“There is something about big cities that elevates you, electrifies you in a way. 724 is all that,” he declares.
While ingredients are a vital part of his fragrance formulations, the connection between the perfumer and the world around is equally important. “You must be a chameleon and pay attention to what is happening in the world. Several of my fragrances at Maison Francis Kurkdjian were created with the same approach before 724,” he says. An example he cited is l’Homme À la rose, a scent that is unmistakably masculine—although worn by many women—that gives men the power to wear a rose, traditionally linked to women’s fragrances. Likewise, Gentle Fluidity, a duo of unisex eau de parfum with the exact same notes but completely distinctive olfactory signatures reverberates gender fluidity.

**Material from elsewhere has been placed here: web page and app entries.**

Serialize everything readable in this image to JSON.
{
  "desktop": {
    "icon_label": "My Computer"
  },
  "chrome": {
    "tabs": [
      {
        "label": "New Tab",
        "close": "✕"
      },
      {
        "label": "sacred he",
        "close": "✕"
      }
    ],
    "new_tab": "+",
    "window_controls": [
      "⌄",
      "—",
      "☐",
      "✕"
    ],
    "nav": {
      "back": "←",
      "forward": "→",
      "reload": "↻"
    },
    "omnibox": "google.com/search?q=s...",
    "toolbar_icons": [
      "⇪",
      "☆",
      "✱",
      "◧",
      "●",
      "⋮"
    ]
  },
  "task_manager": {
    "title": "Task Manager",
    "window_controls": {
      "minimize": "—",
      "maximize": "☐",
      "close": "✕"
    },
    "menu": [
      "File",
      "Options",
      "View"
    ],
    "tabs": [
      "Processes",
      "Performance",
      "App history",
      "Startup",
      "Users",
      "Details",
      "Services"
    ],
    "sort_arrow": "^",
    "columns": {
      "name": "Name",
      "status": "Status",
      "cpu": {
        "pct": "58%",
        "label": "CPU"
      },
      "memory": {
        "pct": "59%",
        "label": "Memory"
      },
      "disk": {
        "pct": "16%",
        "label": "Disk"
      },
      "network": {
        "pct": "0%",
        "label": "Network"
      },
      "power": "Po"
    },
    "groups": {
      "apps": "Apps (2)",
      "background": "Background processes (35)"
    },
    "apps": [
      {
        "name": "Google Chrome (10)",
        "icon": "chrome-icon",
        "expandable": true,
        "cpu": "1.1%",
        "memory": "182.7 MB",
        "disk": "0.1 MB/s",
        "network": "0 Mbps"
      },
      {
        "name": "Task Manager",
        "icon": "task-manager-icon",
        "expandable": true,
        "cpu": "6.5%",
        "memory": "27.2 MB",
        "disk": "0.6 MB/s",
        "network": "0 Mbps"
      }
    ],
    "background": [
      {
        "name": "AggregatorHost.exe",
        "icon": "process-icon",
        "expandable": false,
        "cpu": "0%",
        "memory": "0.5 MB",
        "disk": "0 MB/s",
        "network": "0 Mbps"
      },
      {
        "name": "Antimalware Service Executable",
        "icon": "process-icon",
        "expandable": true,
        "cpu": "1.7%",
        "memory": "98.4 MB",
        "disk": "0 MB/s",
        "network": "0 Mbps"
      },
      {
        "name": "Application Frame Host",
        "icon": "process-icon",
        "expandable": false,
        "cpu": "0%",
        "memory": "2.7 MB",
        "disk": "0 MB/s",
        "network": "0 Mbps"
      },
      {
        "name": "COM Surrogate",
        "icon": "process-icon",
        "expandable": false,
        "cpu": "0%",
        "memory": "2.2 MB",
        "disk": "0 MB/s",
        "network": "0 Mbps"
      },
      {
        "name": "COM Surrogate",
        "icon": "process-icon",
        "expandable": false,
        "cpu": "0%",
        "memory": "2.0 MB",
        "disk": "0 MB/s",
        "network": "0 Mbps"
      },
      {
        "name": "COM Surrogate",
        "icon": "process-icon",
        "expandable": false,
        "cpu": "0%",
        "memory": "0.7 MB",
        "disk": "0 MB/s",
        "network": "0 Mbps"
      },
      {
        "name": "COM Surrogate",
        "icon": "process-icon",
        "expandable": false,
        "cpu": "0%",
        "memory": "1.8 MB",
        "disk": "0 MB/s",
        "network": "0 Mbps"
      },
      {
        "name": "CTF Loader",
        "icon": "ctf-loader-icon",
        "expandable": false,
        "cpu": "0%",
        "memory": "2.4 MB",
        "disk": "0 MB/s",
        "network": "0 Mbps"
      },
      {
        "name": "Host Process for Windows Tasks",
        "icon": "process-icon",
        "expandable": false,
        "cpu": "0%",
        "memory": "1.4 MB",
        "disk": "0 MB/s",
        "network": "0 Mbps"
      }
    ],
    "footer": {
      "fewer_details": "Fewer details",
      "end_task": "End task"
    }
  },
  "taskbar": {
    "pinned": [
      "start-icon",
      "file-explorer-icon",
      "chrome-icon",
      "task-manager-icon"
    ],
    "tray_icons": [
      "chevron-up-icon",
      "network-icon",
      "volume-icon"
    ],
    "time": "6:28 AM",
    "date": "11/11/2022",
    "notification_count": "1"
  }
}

As fragrance is very personal, Kurkdjian reiterates that every scent relies on individual perception of the world. He says, “Scent is about emotion; it triggers feelings in a way that is hard to understand or predict. Each one of us will react differently to the same perfume”. Simply put, fragrance radiates someone’s personality—an extension of ourselves as it fills the air and space that surrounds us. “Fragrance is invisible while the feeling and the emotion you get out of it is indelible. It is a great paradox that makes fragrances so special and unique to our lives,” he avers.
With the aim of continuing to inspire people with the fragrances he concocts, Kurkdjian reveals an expansion of their distribution in Asia, starting with another boutique in Singapore, a store in Bangkok at Icon Siam mall, and a new boutique in Hong Kong. “We entered China this year, with a shop at Nanjing-Deji and online with TMall. The approach we defined with Marc Chaya, CEO and co-founder of the Maison, is to keep an ultra-selective distribution and to open only in top locations worldwide, with the goal of offering a beautiful experience in every door,” he says. In the Philippines, Maison Francis Kurkdjian is distributed by Rustan’s.
To conclude, Kurkdjian leaves this message: “I hope my fragrances will spark positive feelings among the people who wear them. When it comes to fragrance, however, everyone will feel something different about the same scent. The olfactive memory is the most ancient memory we have as human beings. It is very primal and linked to each one’s life experiences.”